Activity:
Retype the material, please. Every line must match.

Start of Raw data

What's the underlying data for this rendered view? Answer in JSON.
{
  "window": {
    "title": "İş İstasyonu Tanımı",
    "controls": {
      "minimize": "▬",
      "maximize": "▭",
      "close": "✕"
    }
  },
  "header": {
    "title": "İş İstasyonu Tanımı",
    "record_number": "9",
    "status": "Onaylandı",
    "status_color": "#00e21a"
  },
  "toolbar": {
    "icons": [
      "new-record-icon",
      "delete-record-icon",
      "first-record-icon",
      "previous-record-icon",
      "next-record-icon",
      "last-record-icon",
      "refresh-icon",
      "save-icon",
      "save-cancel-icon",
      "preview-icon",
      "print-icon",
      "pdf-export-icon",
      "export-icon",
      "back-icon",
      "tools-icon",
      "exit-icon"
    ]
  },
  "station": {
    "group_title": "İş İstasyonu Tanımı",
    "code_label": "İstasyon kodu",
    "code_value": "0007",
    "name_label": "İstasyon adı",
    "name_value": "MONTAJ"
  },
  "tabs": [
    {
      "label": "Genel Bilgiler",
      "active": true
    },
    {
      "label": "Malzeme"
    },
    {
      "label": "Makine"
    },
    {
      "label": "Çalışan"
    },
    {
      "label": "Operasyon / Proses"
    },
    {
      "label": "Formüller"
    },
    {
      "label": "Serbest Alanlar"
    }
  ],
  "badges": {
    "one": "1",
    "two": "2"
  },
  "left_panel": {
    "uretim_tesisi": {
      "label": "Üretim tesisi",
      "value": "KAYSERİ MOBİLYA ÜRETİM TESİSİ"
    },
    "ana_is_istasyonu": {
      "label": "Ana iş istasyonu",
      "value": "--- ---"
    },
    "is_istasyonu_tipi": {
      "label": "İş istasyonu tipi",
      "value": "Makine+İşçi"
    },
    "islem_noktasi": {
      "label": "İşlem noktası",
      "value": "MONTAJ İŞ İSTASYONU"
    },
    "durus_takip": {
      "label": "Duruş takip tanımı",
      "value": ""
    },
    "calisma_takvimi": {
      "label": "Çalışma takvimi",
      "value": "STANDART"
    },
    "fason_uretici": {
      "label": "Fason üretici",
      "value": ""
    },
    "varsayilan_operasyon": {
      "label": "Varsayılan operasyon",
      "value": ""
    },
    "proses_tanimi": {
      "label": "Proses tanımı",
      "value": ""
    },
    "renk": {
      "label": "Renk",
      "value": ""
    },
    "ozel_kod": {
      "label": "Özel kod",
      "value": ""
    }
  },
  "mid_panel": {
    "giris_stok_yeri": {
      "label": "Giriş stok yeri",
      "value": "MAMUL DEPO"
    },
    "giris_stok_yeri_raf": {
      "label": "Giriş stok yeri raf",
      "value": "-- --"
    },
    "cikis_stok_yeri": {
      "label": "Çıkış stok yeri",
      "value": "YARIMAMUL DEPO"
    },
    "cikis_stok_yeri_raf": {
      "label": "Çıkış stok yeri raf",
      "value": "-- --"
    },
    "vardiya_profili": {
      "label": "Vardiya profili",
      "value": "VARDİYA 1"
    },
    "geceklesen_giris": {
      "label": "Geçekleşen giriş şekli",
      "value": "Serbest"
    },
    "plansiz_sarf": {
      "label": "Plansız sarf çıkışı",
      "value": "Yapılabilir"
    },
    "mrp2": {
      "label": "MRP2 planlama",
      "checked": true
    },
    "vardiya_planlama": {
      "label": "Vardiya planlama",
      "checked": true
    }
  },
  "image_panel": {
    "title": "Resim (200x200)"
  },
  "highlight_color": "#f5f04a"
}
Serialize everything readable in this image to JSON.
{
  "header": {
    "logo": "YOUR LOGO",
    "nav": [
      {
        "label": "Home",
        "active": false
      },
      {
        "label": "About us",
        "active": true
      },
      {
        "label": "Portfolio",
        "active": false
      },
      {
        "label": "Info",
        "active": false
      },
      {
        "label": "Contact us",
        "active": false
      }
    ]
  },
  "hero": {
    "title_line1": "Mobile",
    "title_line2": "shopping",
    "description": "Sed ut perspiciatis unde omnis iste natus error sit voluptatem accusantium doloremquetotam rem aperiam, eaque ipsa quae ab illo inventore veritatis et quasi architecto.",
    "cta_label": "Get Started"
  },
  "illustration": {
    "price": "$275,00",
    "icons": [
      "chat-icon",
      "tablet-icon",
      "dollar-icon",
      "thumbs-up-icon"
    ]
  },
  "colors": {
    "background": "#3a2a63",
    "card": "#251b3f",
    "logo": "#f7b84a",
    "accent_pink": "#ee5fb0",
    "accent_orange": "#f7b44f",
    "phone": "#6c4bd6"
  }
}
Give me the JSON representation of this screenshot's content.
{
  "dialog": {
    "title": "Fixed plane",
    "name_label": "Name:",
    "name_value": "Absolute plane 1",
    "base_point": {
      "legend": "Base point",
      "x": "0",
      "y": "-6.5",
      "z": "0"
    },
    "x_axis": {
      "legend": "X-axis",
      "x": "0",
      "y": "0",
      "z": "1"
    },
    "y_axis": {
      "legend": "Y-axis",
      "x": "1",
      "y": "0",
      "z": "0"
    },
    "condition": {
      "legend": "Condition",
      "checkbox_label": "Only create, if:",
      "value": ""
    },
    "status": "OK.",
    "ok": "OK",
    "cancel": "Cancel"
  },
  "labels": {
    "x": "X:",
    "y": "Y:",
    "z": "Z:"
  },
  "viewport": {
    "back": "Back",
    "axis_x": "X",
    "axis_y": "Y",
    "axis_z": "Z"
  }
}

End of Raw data

Answer box:
What's the underlying data for this rendered view? Answer in JSON.
{
  "window": {
    "title": "İş İstasyonu Tanımı",
    "controls": {
      "minimize": "▬",
      "maximize": "▭",
      "close": "✕"
    }
  },
  "header": {
    "title": "İş İstasyonu Tanımı",
    "record_number": "9",
    "status": "Onaylandı",
    "status_color": "#00e21a"
  },
  "toolbar": {
    "icons": [
      "new-record-icon",
      "delete-record-icon",
      "first-record-icon",
      "previous-record-icon",
      "next-record-icon",
      "last-record-icon",
      "refresh-icon",
      "save-icon",
      "save-cancel-icon",
      "preview-icon",
      "print-icon",
      "pdf-export-icon",
      "export-icon",
      "back-icon",
      "tools-icon",
      "exit-icon"
    ]
  },
  "station": {
    "group_title": "İş İstasyonu Tanımı",
    "code_label": "İstasyon kodu",
    "code_value": "0007",
    "name_label": "İstasyon adı",
    "name_value": "MONTAJ"
  },
  "tabs": [
    {
      "label": "Genel Bilgiler",
      "active": true
    },
    {
      "label": "Malzeme"
    },
    {
      "label": "Makine"
    },
    {
      "label": "Çalışan"
    },
    {
      "label": "Operasyon / Proses"
    },
    {
      "label": "Formüller"
    },
    {
      "label": "Serbest Alanlar"
    }
  ],
  "badges": {
    "one": "1",
    "two": "2"
  },
  "left_panel": {
    "uretim_tesisi": {
      "label": "Üretim tesisi",
      "value": "KAYSERİ MOBİLYA ÜRETİM TESİSİ"
    },
    "ana_is_istasyonu": {
      "label": "Ana iş istasyonu",
      "value": "--- ---"
    },
    "is_istasyonu_tipi": {
      "label": "İş istasyonu tipi",
      "value": "Makine+İşçi"
    },
    "islem_noktasi": {
      "label": "İşlem noktası",
      "value": "MONTAJ İŞ İSTASYONU"
    },
    "durus_takip": {
      "label": "Duruş takip tanımı",
      "value": ""
    },
    "calisma_takvimi": {
      "label": "Çalışma takvimi",
      "value": "STANDART"
    },
    "fason_uretici": {
      "label": "Fason üretici",
      "value": ""
    },
    "varsayilan_operasyon": {
      "label": "Varsayılan operasyon",
      "value": ""
    },
    "proses_tanimi": {
      "label": "Proses tanımı",
      "value": ""
    },
    "renk": {
      "label": "Renk",
      "value": ""
    },
    "ozel_kod": {
      "label": "Özel kod",
      "value": ""
    }
  },
  "mid_panel": {
    "giris_stok_yeri": {
      "label": "Giriş stok yeri",
      "value": "MAMUL DEPO"
    },
    "giris_stok_yeri_raf": {
      "label": "Giriş stok yeri raf",
      "value": "-- --"
    },
    "cikis_stok_yeri": {
      "label": "Çıkış stok yeri",
      "value": "YARIMAMUL DEPO"
    },
    "cikis_stok_yeri_raf": {
      "label": "Çıkış stok yeri raf",
      "value": "-- --"
    },
    "vardiya_profili": {
      "label": "Vardiya profili",
      "value": "VARDİYA 1"
    },
    "geceklesen_giris": {
      "label": "Geçekleşen giriş şekli",
      "value": "Serbest"
    },
    "plansiz_sarf": {
      "label": "Plansız sarf çıkışı",
      "value": "Yapılabilir"
    },
    "mrp2": {
      "label": "MRP2 planlama",
      "checked": true
    },
    "vardiya_planlama": {
      "label": "Vardiya planlama",
      "checked": true
    }
  },
  "image_panel": {
    "title": "Resim (200x200)"
  },
  "highlight_color": "#f5f04a"
}
Serialize everything readable in this image to JSON.
{
  "header": {
    "logo": "YOUR LOGO",
    "nav": [
      {
        "label": "Home",
        "active": false
      },
      {
        "label": "About us",
        "active": true
      },
      {
        "label": "Portfolio",
        "active": false
      },
      {
        "label": "Info",
        "active": false
      },
      {
        "label": "Contact us",
        "active": false
      }
    ]
  },
  "hero": {
    "title_line1": "Mobile",
    "title_line2": "shopping",
    "description": "Sed ut perspiciatis unde omnis iste natus error sit voluptatem accusantium doloremquetotam rem aperiam, eaque ipsa quae ab illo inventore veritatis et quasi architecto.",
    "cta_label": "Get Started"
  },
  "illustration": {
    "price": "$275,00",
    "icons": [
      "chat-icon",
      "tablet-icon",
      "dollar-icon",
      "thumbs-up-icon"
    ]
  },
  "colors": {
    "background": "#3a2a63",
    "card": "#251b3f",
    "logo": "#f7b84a",
    "accent_pink": "#ee5fb0",
    "accent_orange": "#f7b44f",
    "phone": "#6c4bd6"
  }
}
Give me the JSON representation of this screenshot's content.
{
  "dialog": {
    "title": "Fixed plane",
    "name_label": "Name:",
    "name_value": "Absolute plane 1",
    "base_point": {
      "legend": "Base point",
      "x": "0",
      "y": "-6.5",
      "z": "0"
    },
    "x_axis": {
      "legend": "X-axis",
      "x": "0",
      "y": "0",
      "z": "1"
    },
    "y_axis": {
      "legend": "Y-axis",
      "x": "1",
      "y": "0",
      "z": "0"
    },
    "condition": {
      "legend": "Condition",
      "checkbox_label": "Only create, if:",
      "value": ""
    },
    "status": "OK.",
    "ok": "OK",
    "cancel": "Cancel"
  },
  "labels": {
    "x": "X:",
    "y": "Y:",
    "z": "Z:"
  },
  "viewport": {
    "back": "Back",
    "axis_x": "X",
    "axis_y": "Y",
    "axis_z": "Z"
  }
}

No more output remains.